**Your task**:
Go through the data and copy every line exactly, but not the images.

**Information shown**:
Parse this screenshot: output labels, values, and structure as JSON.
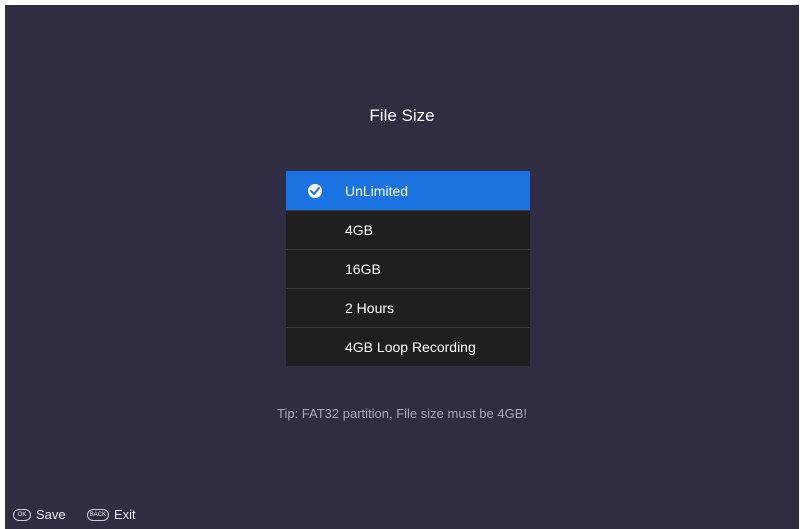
{
  "title": "File Size",
  "options": [
    {
      "label": "UnLimited",
      "selected": true
    },
    {
      "label": "4GB",
      "selected": false
    },
    {
      "label": "16GB",
      "selected": false
    },
    {
      "label": "2 Hours",
      "selected": false
    },
    {
      "label": "4GB Loop Recording",
      "selected": false
    }
  ],
  "tip": "Tip: FAT32 partition, File size must be 4GB!",
  "footer": {
    "save_key": "OK",
    "save_label": "Save",
    "exit_key": "BACK",
    "exit_label": "Exit"
  },
  "colors": {
    "background": "#302c42",
    "list_background": "#1f1f1f",
    "selected_accent": "#1a73e0",
    "tip_text": "#a9a8b3"
  },
  "icons": {
    "selected_marker": "check-circle-icon",
    "save_key": "ok-key-icon",
    "exit_key": "back-key-icon"
  }
}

**Answer to this task**:
Parse this screenshot: output labels, values, and structure as JSON.
{
  "title": "File Size",
  "options": [
    {
      "label": "UnLimited",
      "selected": true
    },
    {
      "label": "4GB",
      "selected": false
    },
    {
      "label": "16GB",
      "selected": false
    },
    {
      "label": "2 Hours",
      "selected": false
    },
    {
      "label": "4GB Loop Recording",
      "selected": false
    }
  ],
  "tip": "Tip: FAT32 partition, File size must be 4GB!",
  "footer": {
    "save_key": "OK",
    "save_label": "Save",
    "exit_key": "BACK",
    "exit_label": "Exit"
  },
  "colors": {
    "background": "#302c42",
    "list_background": "#1f1f1f",
    "selected_accent": "#1a73e0",
    "tip_text": "#a9a8b3"
  },
  "icons": {
    "selected_marker": "check-circle-icon",
    "save_key": "ok-key-icon",
    "exit_key": "back-key-icon"
  }
}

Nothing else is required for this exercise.